Burnt Lands Provincial Park

Length of stay: 1 day
Visited: July 2021

Located near Ottawa, Burnt Lands Provincial Park contains an alvar ecosystem which supports a diversity of plant and animal species, many of which are provincially or regionally rare. The area is thought to have received its name from one of the forest fires that swept through this area during early European settlement. Burnt Lands is a non-operating park and offers no facilities. However, it is a popular destination for locals to come birdwatching or take a leisurely stroll.

After spending the night in a hotel due to the rain, we woke up feeling refreshed. We had no regrets about ditching our campsite. We uncharacteristically took our time getting up and headed out a bit later than usual. From the hotel it was about a 20 minute drive to Burnt Lands.

There are apparently a few access points to Burnt Lands. We parked at the entrance along March Road where there’s a small parking lot that can accommodate about two or three cars. The path is quite obvious and follows along what looks like an old road.

An alvar is an open habitat based on limestone or dolostone with thin or no soil covering. As a result the vegetation is often sparse. But this stressed habitat supports a variety of rare plants and animals as well as a lot of wildflowers.

The trail itself is entirely flat and isn’t marked. At one point we came to a fork in the road where the path branches off in a few different directions. It looks like the road continues around the outer perimeter of the park, but we kept going straight. Shortly after we saw another sign to indicate that the path ahead leads to a sensitive habitat and that dogs must be secured to a leash at all times.

The path continues to lead through an open field and the landscape is more or less all the same. It was incredibly scenic with all the wildflowers and bright blue skies. We were thankful that we were hiking this trail first thing in the morning as there is zero shade coverage.

The trail then passes by an abandoned building. Apparently this once served as a military-operated radio communications receiver station that was decommissioned after the end of the Cold War.

The path starts to narrow towards the tree line and we weren’t thrilled at the idea of wading through tall grass. This seemed like a good sign to turn around and walk back the way we came.

Overall we spent 45 minutes walking around through the area.
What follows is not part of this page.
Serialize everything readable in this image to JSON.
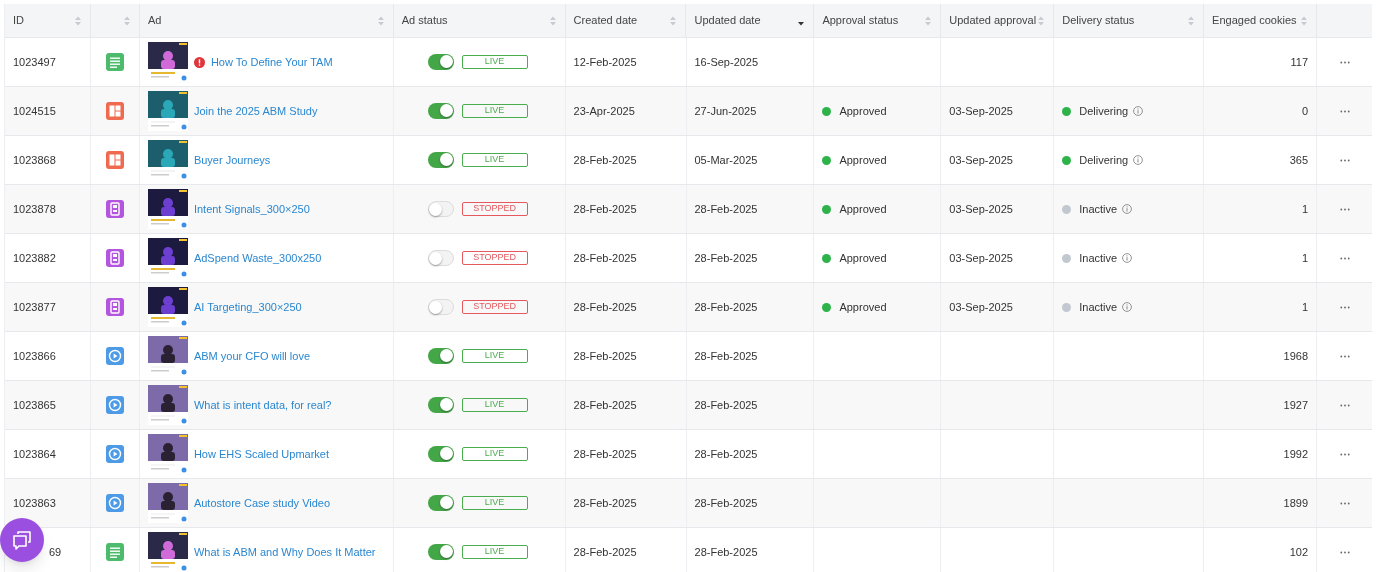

It was a lovely way to start our morning.


My progress on the Ontario Parks Challenge can be found here

55 thoughts on “Burnt Lands Provincial Park

  1. Ab says:

    The purple and blue wildflowers are quite lovely! And I agree with you that wading through tall grass doesn’t sound appealing to me either. All I would think about are ticks!

    Hope you enjoyed your weekend. It really was lovely and I hope not the last burst of warm weather we have.

    Liked by 1 person

    • WanderingCanadians says:

      It’s incredible to see what this landscape looks like without much human interference. It’s amazing how resilient nature is and it goes to show how important it is to protect this fragile alvar ecosystem at Burnt Lands. Thanks for reading. Linda

      Liked by 1 person

    • WanderingCanadians says:

      This was such a lovely little spot to take a morning stroll, especially when all the wildflowers were in bloom. That’s awesome that you were able to get away to go on a hike and leave all your worries behind. Did you end up going to the Hamilton Pool Reserve?

      Liked by 1 person

    • WanderingCanadians says:

      It’s neat to learn how this park was named and how the landscape was formed. Burnt Lands was especially beautiful when we visited in the early summer with all the wildflowers. I’m glad we hiked this trail early in the morning as there is no shelter from the sun.

      Liked by 2 people

  2. carolinehelbig says:

    An alvar ecosystem—thanks for teaching me something new. There’s something about a wide open meadow with big blue sky that is very pleasing. The wildflowers are very pretty. I wouldn’t have guessed that this is near Ottawa.

    Liked by 1 person

  3. ourcrossings says:

    Hi, Linda 🙂 What seems to be just another flat, boring, and short trail can soon become an exciting place to explore once we foster curiosity in nature to open up opportunities for learning, connection, and well-being, especially with apps like iNaturalist which help to share biodiversity information to help each other learn about nature. It would also be a fantastic spot to watch and photograph the sunset on a clear evening. Thanks for sharing and have a nice day 🙂 Aiva xxx


  4. Meg says:

    This looks like a good walk to take before the sun is overhead (as you mentioned)! The wildflowers are pretty and it looks like another lovely place to visit… 🙂


Leave a Reply

Fill in your details below or click an icon to log in:

WordPress.com Logo

You are commenting using your WordPress.com account. Log Out /  Change )

Twitter picture

You are commenting using your Twitter account. Log Out /  Change )

Facebook photo

You are commenting using your Facebook account. Log Out /  Change )

Connecting to %s